Passage of Landscape in Toyota, Japan is a private home designed by Achitect ihrmk near a terraced paddy field. The clients wanted a home that would allow them to wake up to the peaceful sounds of nature. Functionally, the brief required plenty of storage space to fulfill their daily needs: “I did not want to design unsociable utopia nor a symbol of the scenery; I wanted to create the house which can participate to the flow of natural its environment. Accordingly, I decided to make passages from south to north on the first floor and from east to west on the second floor“, explained architect Ihara Masaki Kayo.
The bottom level accommodates a front room and living area extended by wooden deck and garden. Three gate-shaped frames which compose wall, floor and ceiling are layered in tiers by 650mm (2.13ft) for each direction: “I feel that this house becomes a passage of landscape which can feel difference of light, wind, sound and width of the sky depending on each space”, concluded the architect. A connection to the dining room and the reading zone on the second floor is achieved through the gap of the south side frame. [Photos by: Hiroshi Ueda]

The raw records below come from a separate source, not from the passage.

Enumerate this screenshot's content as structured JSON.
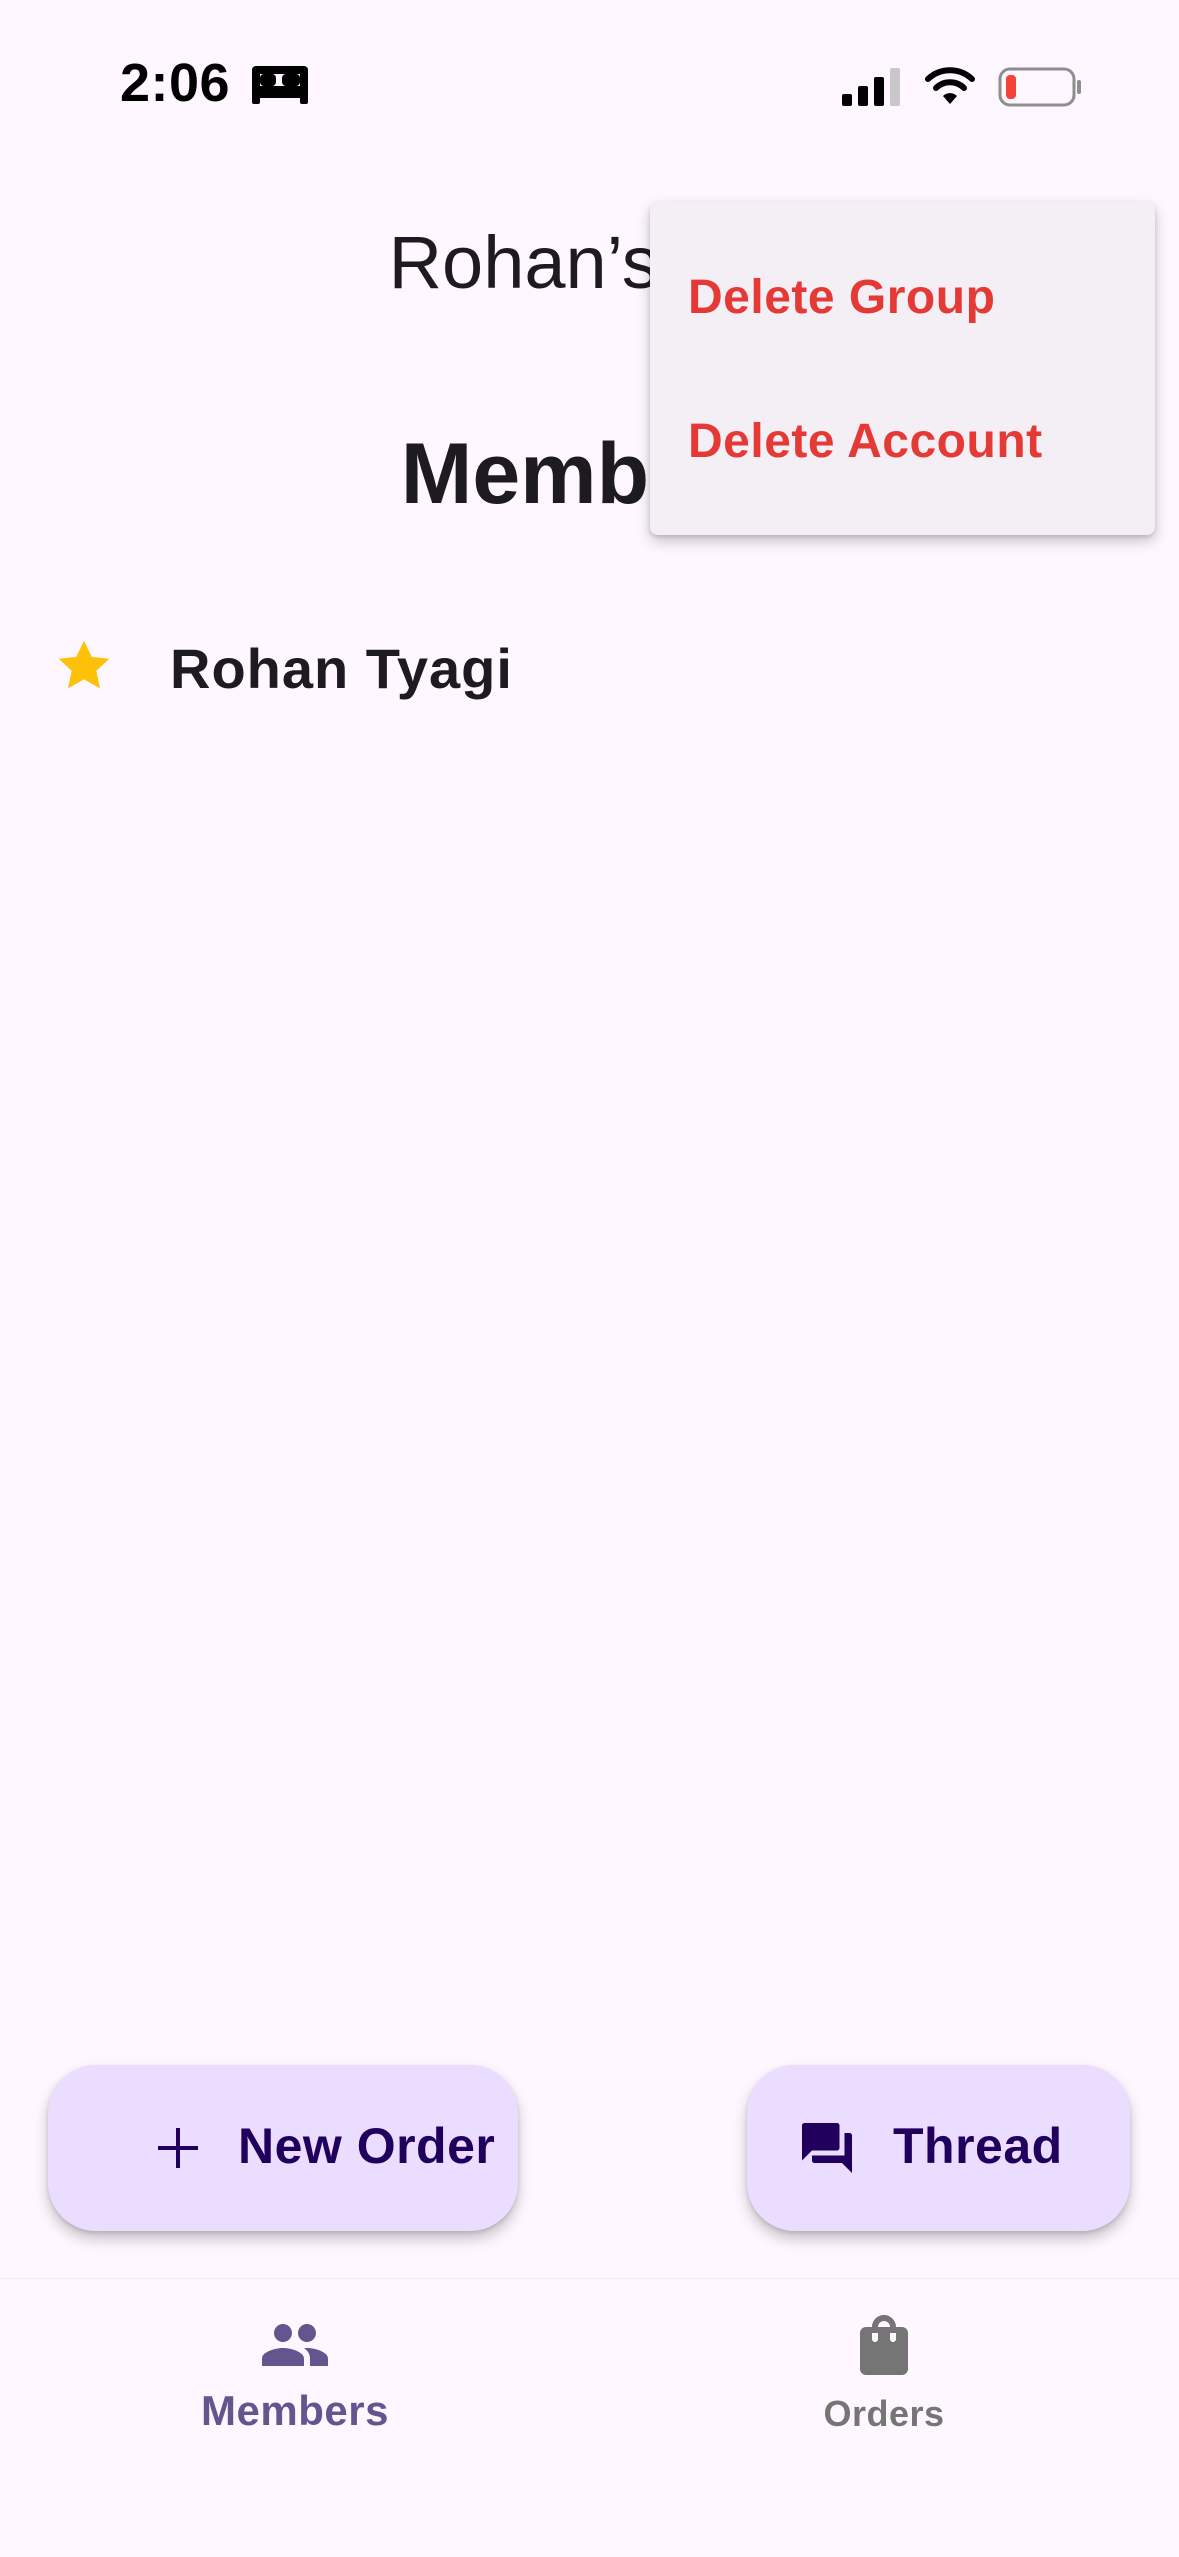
{
  "status_bar": {
    "time": "2:06",
    "icons": [
      "bed-icon",
      "cellular-signal-icon",
      "wifi-icon",
      "battery-low-icon"
    ],
    "battery_color": "#F44336"
  },
  "header": {
    "group_title": "Rohan’s Rig",
    "page_title": "Members"
  },
  "members": [
    {
      "name": "Rohan Tyagi",
      "icon": "star-icon",
      "icon_color": "#FFC107"
    }
  ],
  "menu": {
    "items": [
      {
        "label": "Delete Group"
      },
      {
        "label": "Delete Account"
      }
    ],
    "item_color": "#E53935"
  },
  "actions": {
    "new_order": {
      "label": "New Order",
      "icon": "plus-icon"
    },
    "thread": {
      "label": "Thread",
      "icon": "forum-icon"
    }
  },
  "bottom_nav": {
    "items": [
      {
        "label": "Members",
        "icon": "group-icon",
        "selected": true,
        "color": "#65558F"
      },
      {
        "label": "Orders",
        "icon": "shopping-bag-icon",
        "selected": false,
        "color": "#757575"
      }
    ]
  },
  "colors": {
    "background": "#FEF7FF",
    "fab_background": "#EADDFF",
    "fab_text": "#21005D",
    "menu_background": "#F3EFF4"
  }
}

Energy during the construction process was saved by using FSC-certified glulam timber instead of steel to create the building’s distinctive wavy roof, while the store’s external walls use hemclad, a highly innovative insulator made from hemp, which, like all plants, absorbs CO2 from the atmosphere as it grows. An 80,000 litre water tank below ground provides water for the store’s toilets and waters the site’s green wall’, which provides natural insulation, acts as an all-natural pollution filter near the car park, and helps to encourage biodiversity. The result is a building that uses a fraction of the energy of structures of a similar size, and is still very popular with local shoppers.

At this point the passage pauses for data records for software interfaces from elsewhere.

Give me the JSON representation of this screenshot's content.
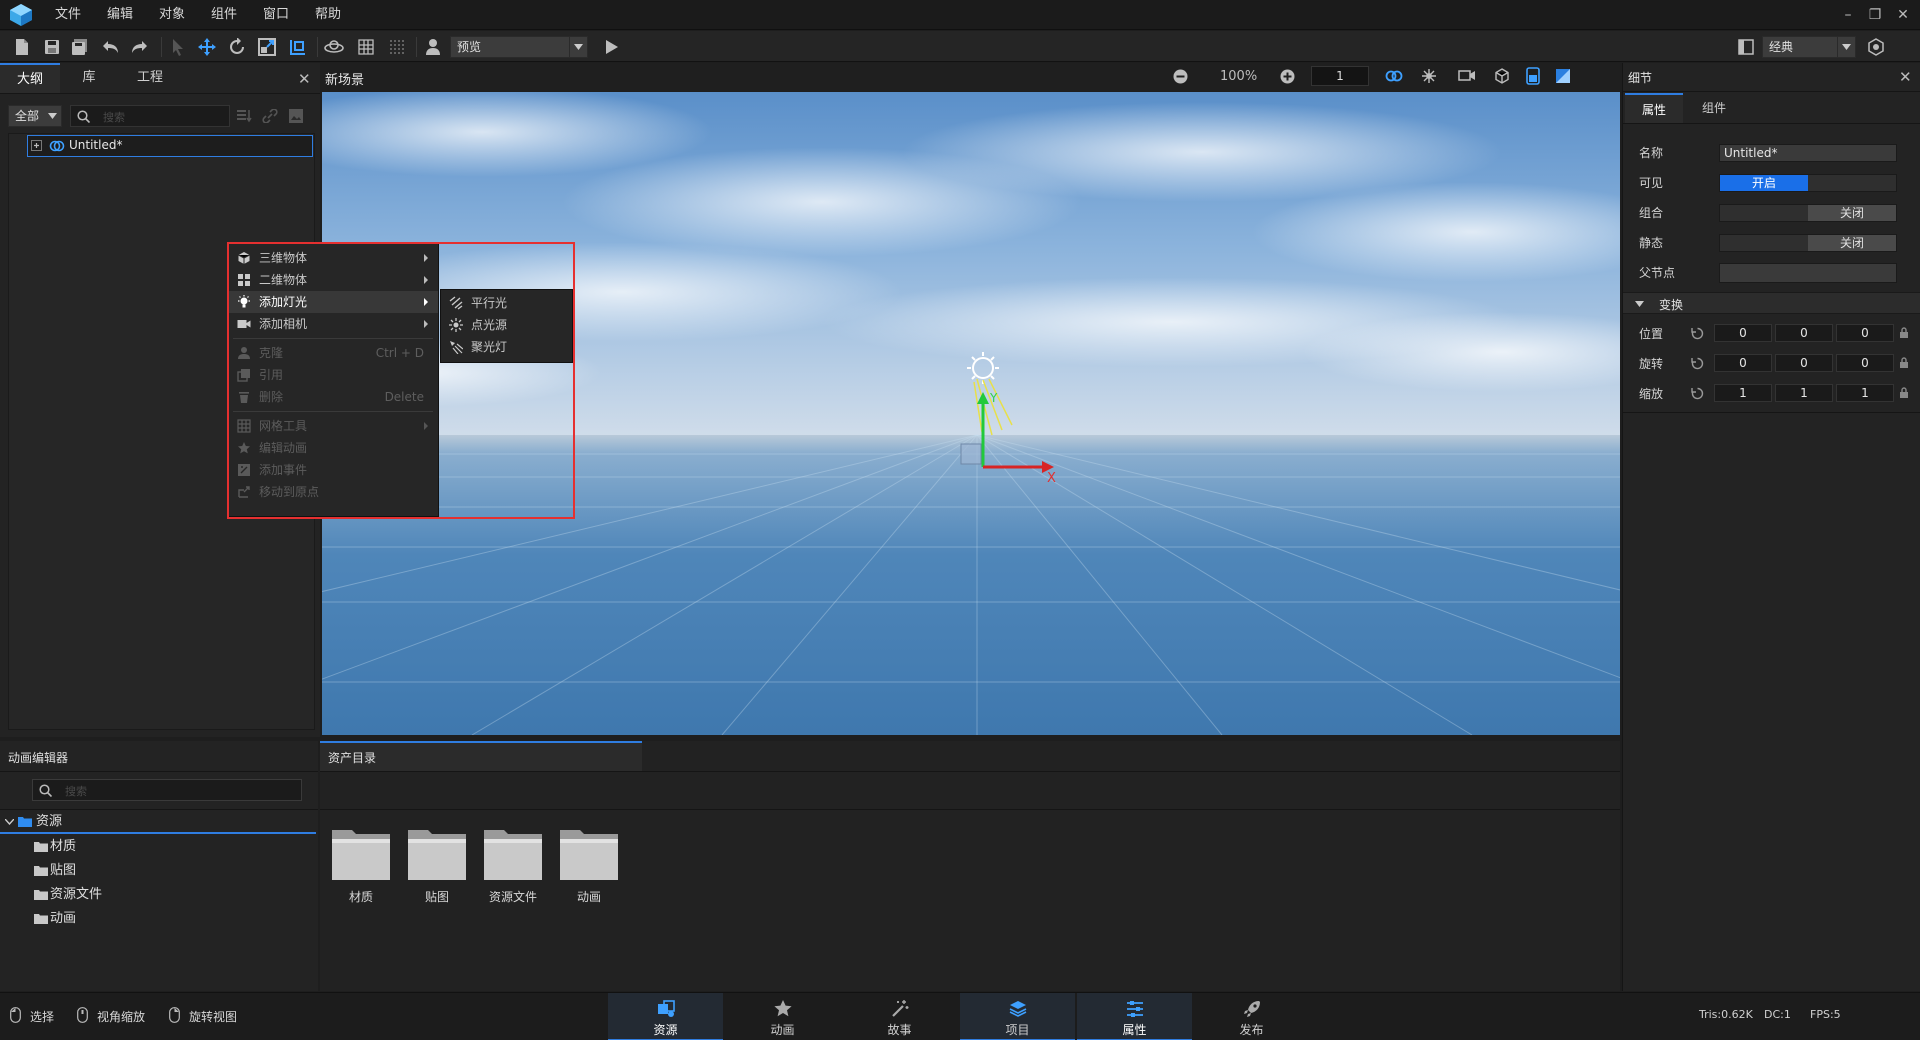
{
  "menubar": {
    "items": [
      "文件",
      "编辑",
      "对象",
      "组件",
      "窗口",
      "帮助"
    ]
  },
  "toolbar": {
    "mode_select": "预览",
    "layout_select": "经典"
  },
  "outline": {
    "tabs": [
      "大纲",
      "库",
      "工程"
    ],
    "filter": "全部",
    "search_placeholder": "搜索",
    "tree": [
      {
        "label": "Untitled*"
      }
    ]
  },
  "viewport": {
    "title": "新场景",
    "zoom": "100%",
    "layer": "1",
    "axis_x": "X",
    "axis_y": "Y"
  },
  "context_menu": {
    "items": [
      {
        "label": "三维物体",
        "icon": "cube-icon",
        "submenu": true,
        "enabled": true
      },
      {
        "label": "二维物体",
        "icon": "grid-icon",
        "submenu": true,
        "enabled": true
      },
      {
        "label": "添加灯光",
        "icon": "bulb-icon",
        "submenu": true,
        "enabled": true,
        "highlighted": true
      },
      {
        "label": "添加相机",
        "icon": "camera-icon",
        "submenu": true,
        "enabled": true
      },
      {
        "label": "克隆",
        "shortcut": "Ctrl + D",
        "icon": "clone-icon",
        "enabled": false
      },
      {
        "label": "引用",
        "icon": "reference-icon",
        "enabled": false
      },
      {
        "label": "删除",
        "shortcut": "Delete",
        "icon": "trash-icon",
        "enabled": false
      },
      {
        "label": "网格工具",
        "icon": "mesh-icon",
        "submenu": true,
        "enabled": false
      },
      {
        "label": "编辑动画",
        "icon": "animation-icon",
        "enabled": false
      },
      {
        "label": "添加事件",
        "icon": "event-icon",
        "enabled": false
      },
      {
        "label": "移动到原点",
        "icon": "origin-icon",
        "enabled": false
      }
    ],
    "submenu": [
      "平行光",
      "点光源",
      "聚光灯"
    ]
  },
  "anim_editor": {
    "title": "动画编辑器",
    "search_placeholder": "搜索",
    "tree_root": "资源",
    "tree_children": [
      "材质",
      "贴图",
      "资源文件",
      "动画"
    ]
  },
  "assets": {
    "tab": "资产目录",
    "folders": [
      "材质",
      "贴图",
      "资源文件",
      "动画"
    ]
  },
  "details": {
    "title": "细节",
    "tabs": [
      "属性",
      "组件"
    ],
    "name_label": "名称",
    "name_value": "Untitled*",
    "visible_label": "可见",
    "visible_value": "开启",
    "group_label": "组合",
    "group_value": "关闭",
    "static_label": "静态",
    "static_value": "关闭",
    "parent_label": "父节点",
    "transform_label": "变换",
    "position_label": "位置",
    "position": [
      "0",
      "0",
      "0"
    ],
    "rotation_label": "旋转",
    "rotation": [
      "0",
      "0",
      "0"
    ],
    "scale_label": "缩放",
    "scale": [
      "1",
      "1",
      "1"
    ]
  },
  "statusbar": {
    "hints": [
      "选择",
      "视角缩放",
      "旋转视图"
    ],
    "mode_tabs": [
      "资源",
      "动画",
      "故事",
      "项目",
      "属性",
      "发布"
    ],
    "stats": {
      "tris": "Tris:0.62K",
      "dc": "DC:1",
      "fps": "FPS:5"
    }
  },
  "colors": {
    "accent": "#2f7de1",
    "highlight_frame": "#e53030",
    "toggle_on": "#1a6fe8"
  }
}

What is new and exciting now can quickly begin to look tired and out of fashion, so the best buildings don’t just consider what will be interesting to look at now, but also how it might look to people in five, fifty or even a hundred years’ time. 2013’s hotly contested RIBA Stirling Prize went to Witherford Watson Mann Architects for their work on Astley Castle, Warwickshire. In what RIBA Past President Stephen Hodder has described as an extreme retrofit, the project essentially saw a new building inserted subtly into the heart of the old, with a new, two storey residence now hidden within the sandstone walls of the ruins of this medieval castle, to be used as a holiday home for up to eight guests